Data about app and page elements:
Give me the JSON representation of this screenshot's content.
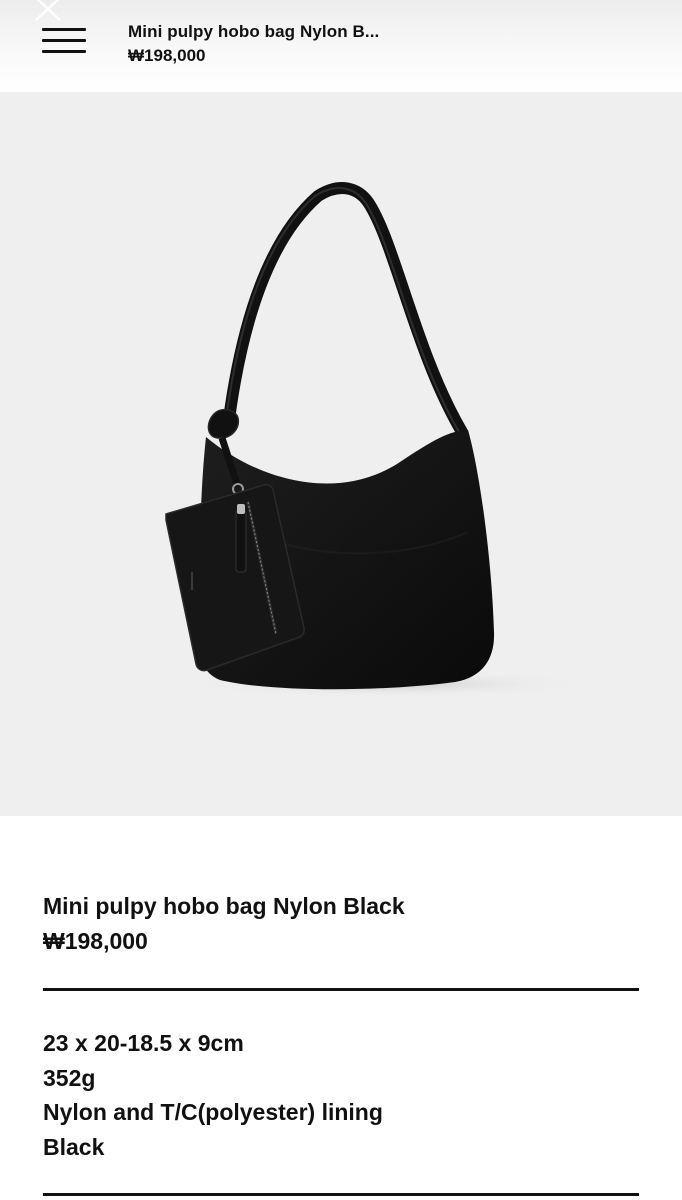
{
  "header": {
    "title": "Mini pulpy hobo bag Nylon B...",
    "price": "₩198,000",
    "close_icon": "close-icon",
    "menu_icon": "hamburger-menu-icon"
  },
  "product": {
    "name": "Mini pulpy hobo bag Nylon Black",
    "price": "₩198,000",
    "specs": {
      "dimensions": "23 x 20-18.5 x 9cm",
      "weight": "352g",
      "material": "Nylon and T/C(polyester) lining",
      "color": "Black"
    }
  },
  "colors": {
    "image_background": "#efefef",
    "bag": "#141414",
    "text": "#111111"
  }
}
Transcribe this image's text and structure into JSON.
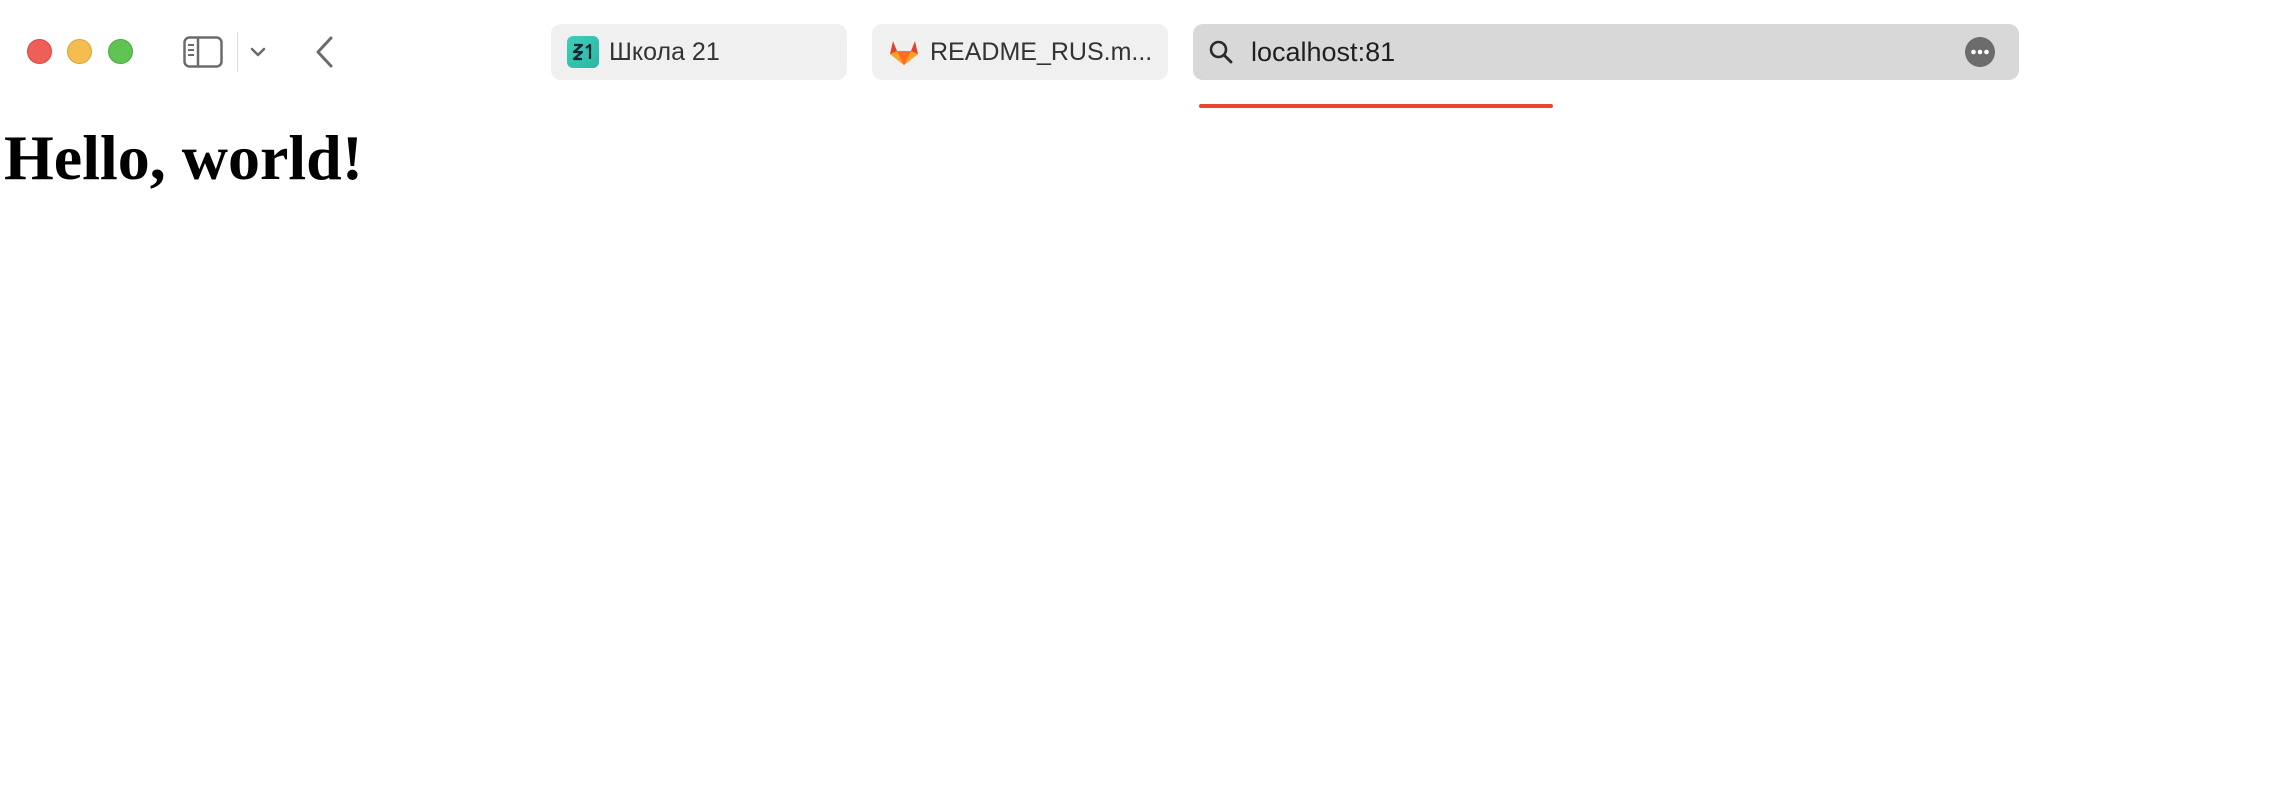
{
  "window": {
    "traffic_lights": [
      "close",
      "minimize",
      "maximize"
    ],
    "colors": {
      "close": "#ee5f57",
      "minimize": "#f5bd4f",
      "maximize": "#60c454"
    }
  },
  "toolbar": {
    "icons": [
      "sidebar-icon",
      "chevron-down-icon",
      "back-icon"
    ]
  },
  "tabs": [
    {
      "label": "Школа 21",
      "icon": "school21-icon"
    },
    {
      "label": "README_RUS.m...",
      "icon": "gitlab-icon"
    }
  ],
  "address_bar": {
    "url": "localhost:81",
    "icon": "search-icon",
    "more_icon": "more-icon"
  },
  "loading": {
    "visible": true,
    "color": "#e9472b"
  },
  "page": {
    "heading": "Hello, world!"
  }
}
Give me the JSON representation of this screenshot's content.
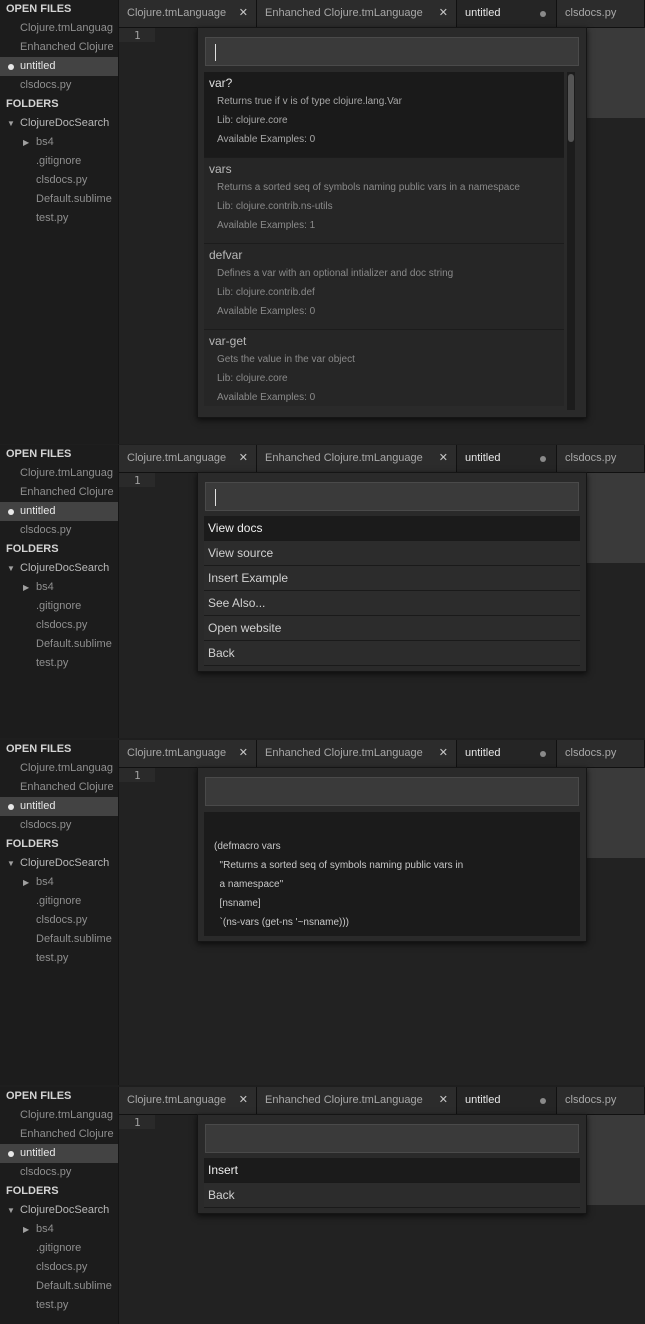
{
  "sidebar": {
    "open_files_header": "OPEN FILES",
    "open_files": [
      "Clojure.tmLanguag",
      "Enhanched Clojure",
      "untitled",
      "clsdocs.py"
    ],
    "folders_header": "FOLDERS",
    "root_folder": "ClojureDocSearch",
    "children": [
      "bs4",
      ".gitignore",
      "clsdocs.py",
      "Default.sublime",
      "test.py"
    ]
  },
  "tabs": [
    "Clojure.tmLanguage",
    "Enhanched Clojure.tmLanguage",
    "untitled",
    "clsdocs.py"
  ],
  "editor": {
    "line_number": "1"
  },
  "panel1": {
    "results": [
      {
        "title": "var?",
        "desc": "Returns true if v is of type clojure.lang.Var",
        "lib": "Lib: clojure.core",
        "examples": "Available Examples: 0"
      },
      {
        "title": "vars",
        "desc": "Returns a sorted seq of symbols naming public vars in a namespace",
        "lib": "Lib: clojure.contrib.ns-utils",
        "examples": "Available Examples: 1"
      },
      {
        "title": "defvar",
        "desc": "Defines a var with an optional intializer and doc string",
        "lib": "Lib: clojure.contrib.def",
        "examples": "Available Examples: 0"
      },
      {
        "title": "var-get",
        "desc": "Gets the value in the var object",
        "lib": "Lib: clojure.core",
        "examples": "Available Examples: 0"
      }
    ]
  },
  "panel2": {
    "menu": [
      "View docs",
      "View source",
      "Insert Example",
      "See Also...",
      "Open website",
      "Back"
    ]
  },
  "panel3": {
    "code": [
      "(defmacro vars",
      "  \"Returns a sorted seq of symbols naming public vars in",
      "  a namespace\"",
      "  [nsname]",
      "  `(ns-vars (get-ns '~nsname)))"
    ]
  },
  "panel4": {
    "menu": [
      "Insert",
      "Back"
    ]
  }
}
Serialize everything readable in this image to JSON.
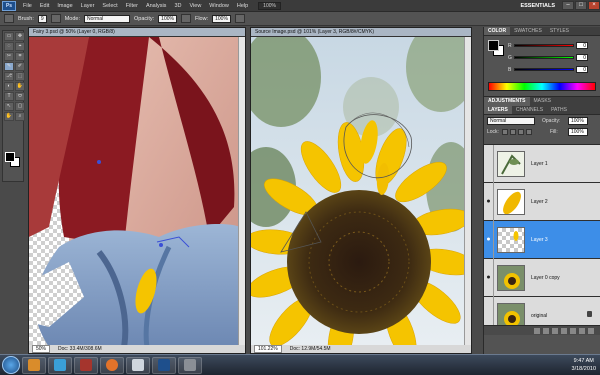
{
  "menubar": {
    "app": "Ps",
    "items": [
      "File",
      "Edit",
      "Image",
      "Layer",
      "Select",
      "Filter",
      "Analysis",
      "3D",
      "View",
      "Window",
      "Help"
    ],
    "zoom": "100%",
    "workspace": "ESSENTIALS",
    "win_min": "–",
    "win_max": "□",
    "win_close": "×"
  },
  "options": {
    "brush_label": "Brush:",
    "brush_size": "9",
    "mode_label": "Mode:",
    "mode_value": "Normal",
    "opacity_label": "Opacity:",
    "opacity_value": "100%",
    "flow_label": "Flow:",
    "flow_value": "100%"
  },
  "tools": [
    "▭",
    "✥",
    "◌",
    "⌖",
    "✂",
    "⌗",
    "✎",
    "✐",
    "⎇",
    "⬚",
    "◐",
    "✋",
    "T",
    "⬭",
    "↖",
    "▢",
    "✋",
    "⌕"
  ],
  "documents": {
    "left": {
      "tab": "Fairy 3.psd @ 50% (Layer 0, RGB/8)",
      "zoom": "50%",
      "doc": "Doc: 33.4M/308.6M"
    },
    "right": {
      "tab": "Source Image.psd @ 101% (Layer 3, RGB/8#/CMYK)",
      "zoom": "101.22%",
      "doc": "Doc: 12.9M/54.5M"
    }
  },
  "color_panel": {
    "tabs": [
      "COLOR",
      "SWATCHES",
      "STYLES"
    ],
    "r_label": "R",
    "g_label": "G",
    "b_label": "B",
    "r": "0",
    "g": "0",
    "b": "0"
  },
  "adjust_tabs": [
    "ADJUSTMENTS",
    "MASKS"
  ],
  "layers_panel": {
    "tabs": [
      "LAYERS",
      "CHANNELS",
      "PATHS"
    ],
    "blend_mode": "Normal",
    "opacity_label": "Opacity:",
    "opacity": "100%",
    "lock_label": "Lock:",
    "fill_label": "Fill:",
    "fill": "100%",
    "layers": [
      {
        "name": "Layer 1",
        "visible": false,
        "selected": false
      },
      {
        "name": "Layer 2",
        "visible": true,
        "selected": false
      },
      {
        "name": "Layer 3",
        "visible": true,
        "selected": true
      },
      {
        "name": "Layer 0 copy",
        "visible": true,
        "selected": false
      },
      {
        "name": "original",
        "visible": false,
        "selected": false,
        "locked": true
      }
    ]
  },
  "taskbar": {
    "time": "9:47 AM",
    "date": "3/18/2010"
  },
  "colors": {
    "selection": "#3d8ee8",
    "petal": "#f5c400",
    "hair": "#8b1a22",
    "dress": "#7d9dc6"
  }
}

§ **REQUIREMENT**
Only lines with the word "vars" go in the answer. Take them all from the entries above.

§ **TASK ANSWER**
        "title": "vars",
        "desc": "Returns a sorted seq of symbols naming public vars in a namespace",
      "(defmacro vars",
      "  \"Returns a sorted seq of symbols naming public vars in",
      "  `(ns-vars (get-ns '~nsname)))"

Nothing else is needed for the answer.